ACTION ITEM: This task calls for copying each line below that contains "active".

DATA PROVIDED:
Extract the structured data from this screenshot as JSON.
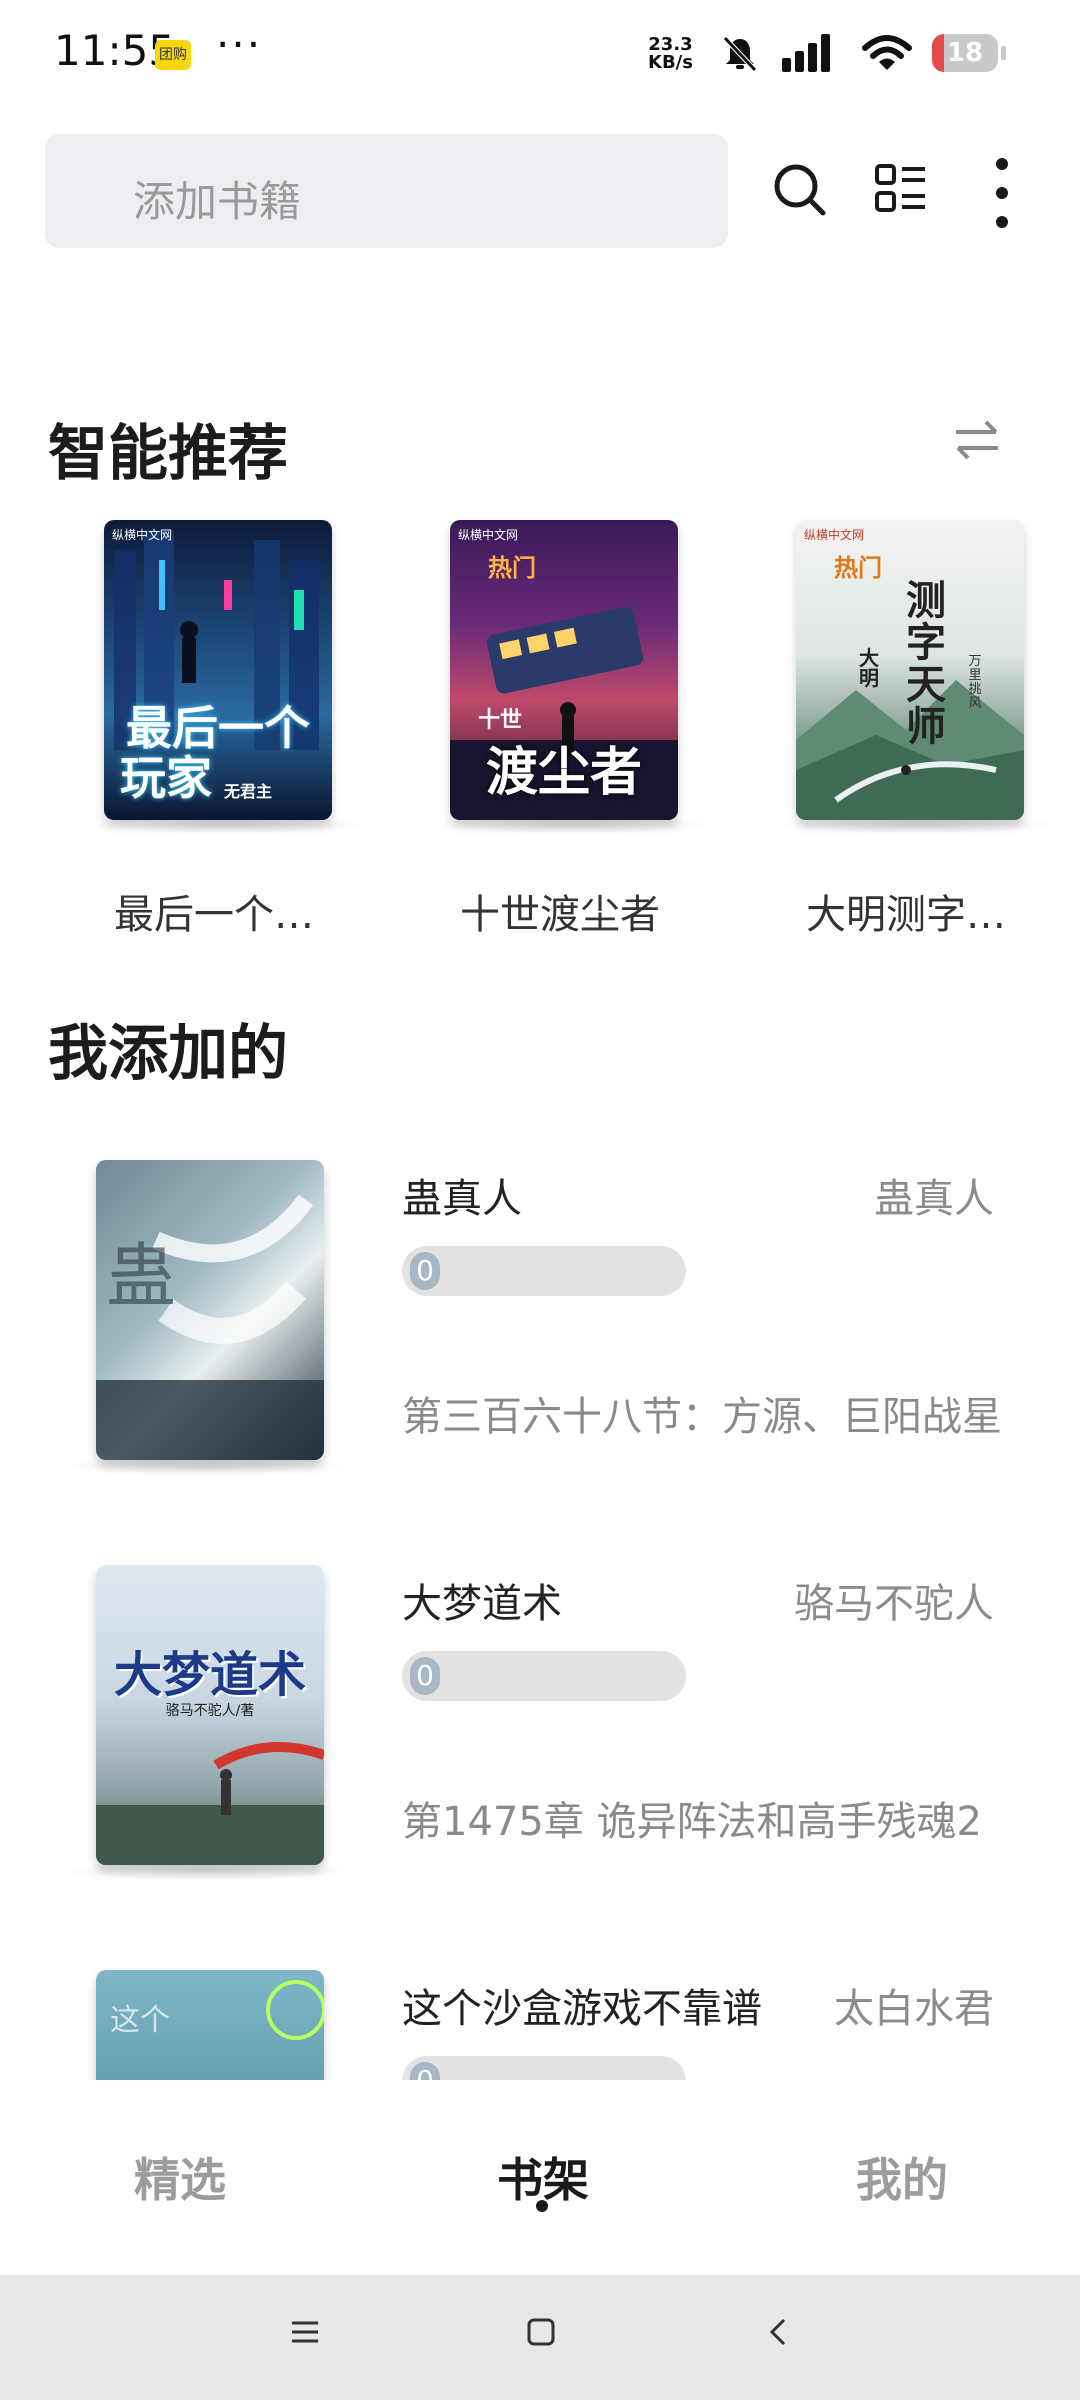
{
  "status_bar": {
    "time": "11:55",
    "app_badge": "团购",
    "more": "···",
    "net_speed_value": "23.3",
    "net_speed_unit": "KB/s",
    "battery_level": "18",
    "battery_fraction": 0.18,
    "battery_color": "#e5484d"
  },
  "header": {
    "search_placeholder": "添加书籍",
    "icons": [
      "search-icon",
      "list-view-icon",
      "more-vertical-icon"
    ]
  },
  "recommend": {
    "title": "智能推荐",
    "swap_icon": "swap-icon",
    "items": [
      {
        "title": "最后一个…",
        "cover_publisher": "纵横中文网",
        "cover_text_1": "最后一个",
        "cover_text_2": "玩家",
        "cover_author": "无君主"
      },
      {
        "title": "十世渡尘者",
        "cover_publisher": "纵横中文网",
        "cover_tag": "热门",
        "cover_text_1": "十世",
        "cover_text_2": "渡尘者"
      },
      {
        "title": "大明测字…",
        "cover_publisher": "纵横中文网",
        "cover_tag": "热门",
        "cover_text_1": "测字天师",
        "cover_text_2": "大明",
        "cover_author": "万里挑风"
      }
    ]
  },
  "shelf": {
    "title": "我添加的",
    "books": [
      {
        "title": "蛊真人",
        "author": "蛊真人",
        "progress": "0",
        "progress_fraction": 0.0,
        "chapter": "第三百六十八节：方源、巨阳战星"
      },
      {
        "title": "大梦道术",
        "author": "骆马不驼人",
        "progress": "0",
        "progress_fraction": 0.0,
        "chapter": "第1475章 诡异阵法和高手残魂2",
        "cover_text": "大梦道术",
        "cover_author": "骆马不驼人/著"
      },
      {
        "title": "这个沙盒游戏不靠谱",
        "author": "太白水君",
        "progress": "0",
        "progress_fraction": 0.0,
        "chapter": ""
      }
    ]
  },
  "tabs": [
    {
      "label": "精选",
      "active": false
    },
    {
      "label": "书架",
      "active": true
    },
    {
      "label": "我的",
      "active": false
    }
  ],
  "nav": {
    "icons": [
      "menu-icon",
      "home-icon",
      "back-icon"
    ]
  },
  "colors": {
    "accent": "#1a1a1a",
    "search_bg": "#eceef1",
    "progress_track": "#e2e2e2"
  }
}
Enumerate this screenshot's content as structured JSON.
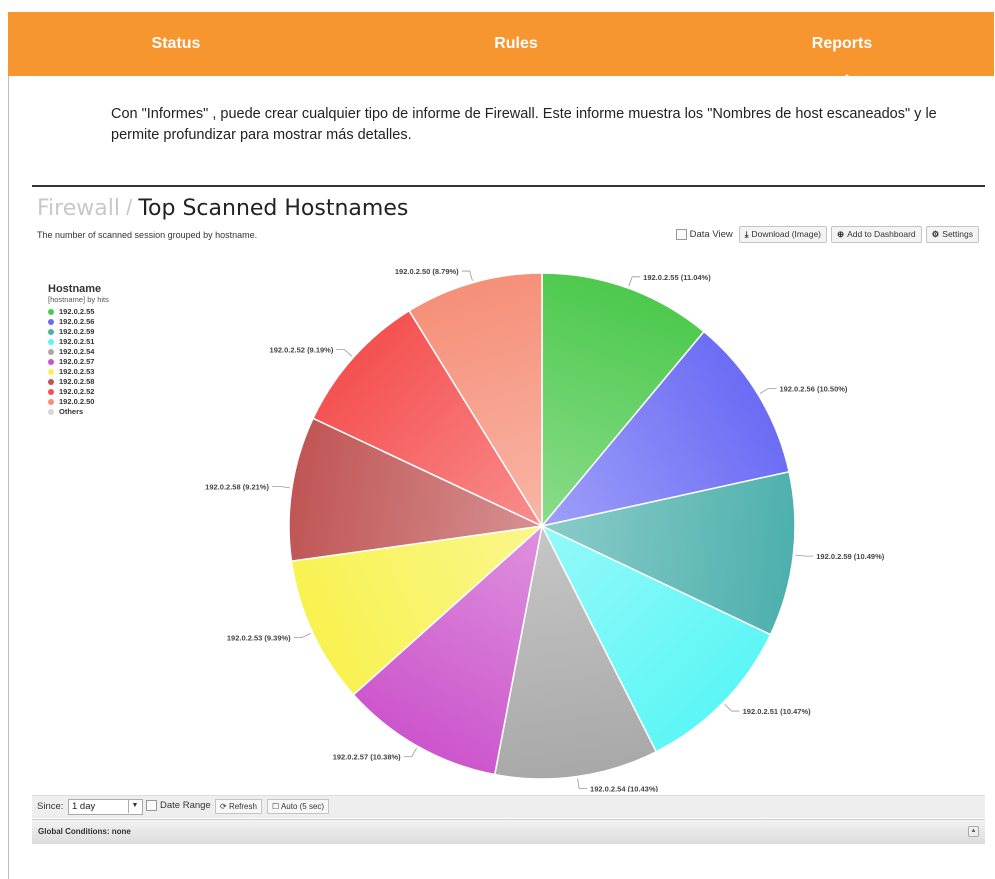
{
  "nav": {
    "items": [
      {
        "label": "Status"
      },
      {
        "label": "Rules"
      },
      {
        "label": "Reports"
      }
    ],
    "active": "Reports",
    "color": "#f7962f"
  },
  "intro": "Con \"Informes\" , puede crear cualquier tipo de informe de Firewall. Este informe muestra los \"Nombres de host escaneados\" y le permite profundizar para mostrar más detalles.",
  "panel": {
    "breadcrumb": "Firewall",
    "separator": "/",
    "title": "Top Scanned Hostnames",
    "description": "The number of scanned session grouped by hostname.",
    "toolbar": {
      "data_view": "Data View",
      "download": "Download (Image)",
      "add_dashboard": "Add to Dashboard",
      "settings": "Settings"
    }
  },
  "chart_data": {
    "type": "pie",
    "legend_title": "Hostname",
    "legend_subtitle": "[hostname] by hits",
    "legend_position": "top-left",
    "slices": [
      {
        "label": "192.0.2.55",
        "value": 11.04,
        "color": "#4cc94c",
        "display": "192.0.2.55 (11.04%)"
      },
      {
        "label": "192.0.2.56",
        "value": 10.5,
        "color": "#6b6bf5",
        "display": "192.0.2.56 (10.50%)"
      },
      {
        "label": "192.0.2.59",
        "value": 10.49,
        "color": "#4db0ad",
        "display": "192.0.2.59 (10.49%)"
      },
      {
        "label": "192.0.2.51",
        "value": 10.47,
        "color": "#5cf6f6",
        "display": "192.0.2.51 (10.47%)"
      },
      {
        "label": "192.0.2.54",
        "value": 10.43,
        "color": "#a8a8a8",
        "display": "192.0.2.54 (10.43%)"
      },
      {
        "label": "192.0.2.57",
        "value": 10.38,
        "color": "#cc55cc",
        "display": "192.0.2.57 (10.38%)"
      },
      {
        "label": "192.0.2.53",
        "value": 9.39,
        "color": "#f8f250",
        "display": "192.0.2.53 (9.39%)"
      },
      {
        "label": "192.0.2.58",
        "value": 9.21,
        "color": "#c05555",
        "display": "192.0.2.58 (9.21%)"
      },
      {
        "label": "192.0.2.52",
        "value": 9.19,
        "color": "#f55050",
        "display": "192.0.2.52 (9.19%)"
      },
      {
        "label": "192.0.2.50",
        "value": 8.79,
        "color": "#f58f78",
        "display": "192.0.2.50 (8.79%)"
      }
    ],
    "others": {
      "label": "Others",
      "color": "#d6d6d6"
    }
  },
  "footer": {
    "since_label": "Since:",
    "since_value": "1 day",
    "date_range": "Date Range",
    "refresh": "Refresh",
    "auto": "Auto (5 sec)",
    "global_conditions": "Global Conditions: none"
  }
}
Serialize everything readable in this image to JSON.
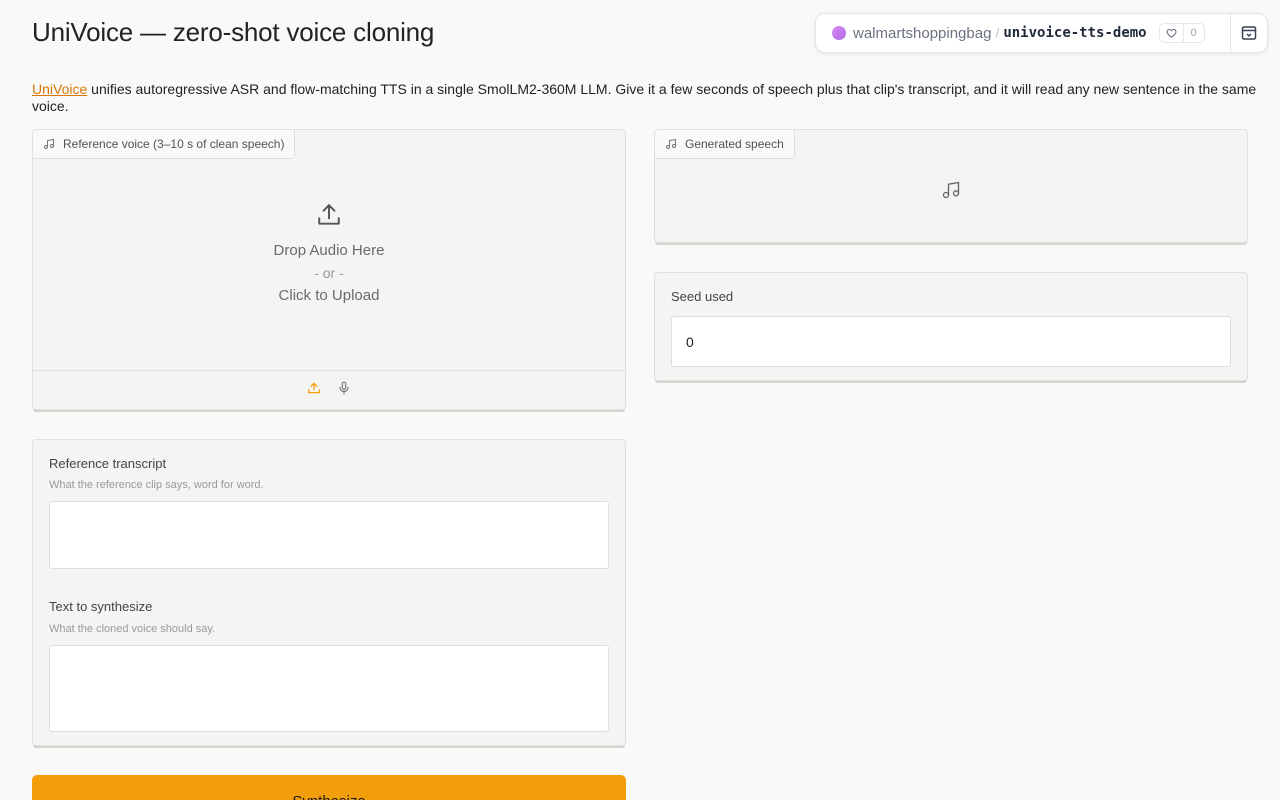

YOUR SOLUTION:
      "active": false
      "active": true
      "active": false
    "active": "Reports",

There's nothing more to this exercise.